The former CEO of Mt. Gox has claimed the plaintiff holding him liable for losses incurred after the exchange collapsed breached precedent by changing the claims in his complaint.
In a motion filed with the federal court of the Northern District of Illinois on Monday, Mark Karpeles claims Gregory Greene, who first sued in February 2014, changed the underlying basis for his claim in an attempt to “thwart” a motion calling for summary judgment.
Karpeles says Greene – who filed his initial complaint against Karpeles and Mt. Gox the day the exchange declared bankruptcy – violated court precedent by bringing a “host of new factual allegations” not alleged in the original class action complaint.
“Mr. Greene doomed his fraud claim by directly contradicting the underlying allegations in his Complaint of the purported fraud or deception during discovery,” reads the filing. “His addition of new allegations of fraud in response to a motion to summary judgment violates Seventh Circuit precedent.”

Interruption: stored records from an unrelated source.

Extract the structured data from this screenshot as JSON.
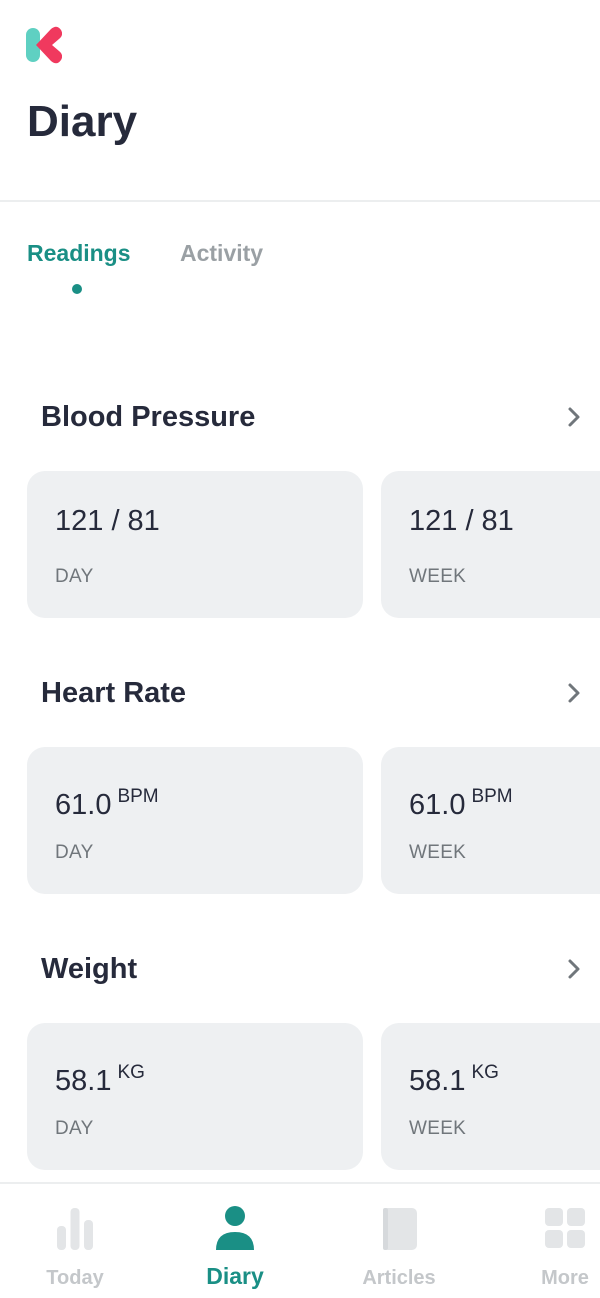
{
  "header": {
    "title": "Diary"
  },
  "tabs": [
    {
      "label": "Readings",
      "active": true
    },
    {
      "label": "Activity",
      "active": false
    }
  ],
  "sections": [
    {
      "title": "Blood Pressure",
      "cards": [
        {
          "value": "121 / 81",
          "unit": "",
          "period": "DAY"
        },
        {
          "value": "121 / 81",
          "unit": "",
          "period": "WEEK"
        }
      ]
    },
    {
      "title": "Heart Rate",
      "cards": [
        {
          "value": "61.0",
          "unit": "BPM",
          "period": "DAY"
        },
        {
          "value": "61.0",
          "unit": "BPM",
          "period": "WEEK"
        }
      ]
    },
    {
      "title": "Weight",
      "cards": [
        {
          "value": "58.1",
          "unit": "KG",
          "period": "DAY"
        },
        {
          "value": "58.1",
          "unit": "KG",
          "period": "WEEK"
        }
      ]
    }
  ],
  "bottom_nav": [
    {
      "label": "Today",
      "icon": "bar-chart-icon",
      "active": false
    },
    {
      "label": "Diary",
      "icon": "person-icon",
      "active": true
    },
    {
      "label": "Articles",
      "icon": "book-icon",
      "active": false
    },
    {
      "label": "More",
      "icon": "grid-icon",
      "active": false
    }
  ],
  "colors": {
    "accent": "#1a8f85",
    "brand_pink": "#f0395e",
    "brand_teal": "#5fd0c2",
    "card_bg": "#eef0f2",
    "text_dark": "#262a3b",
    "text_muted": "#9aa0a4"
  }
}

Karpeles has accused Greene of attempting to change his claim so it could stand up to summary judgment – a motion allowing a presiding judge to rule on a case before it goes to trial and usually granted in cases where the outcome is considered a foregone conclusion.
Greene’s original complaint included three claims: the fraud claim, as well as since-dismissed counts of negligence and conversion. Some original allegations, like a purported statement on the Mt. Gox website claiming the exchange was useful as a safe place to store bitcoin, were renounced at the original deposition.
Last March, a judge refused a motion by Karpeles to stay the U.S. case. In a separate case brought forward in Japan, Karpeles was cleared of charges of embezzlement and breach of trust but found guilty of manipulating exchange data.
Read the full filing below: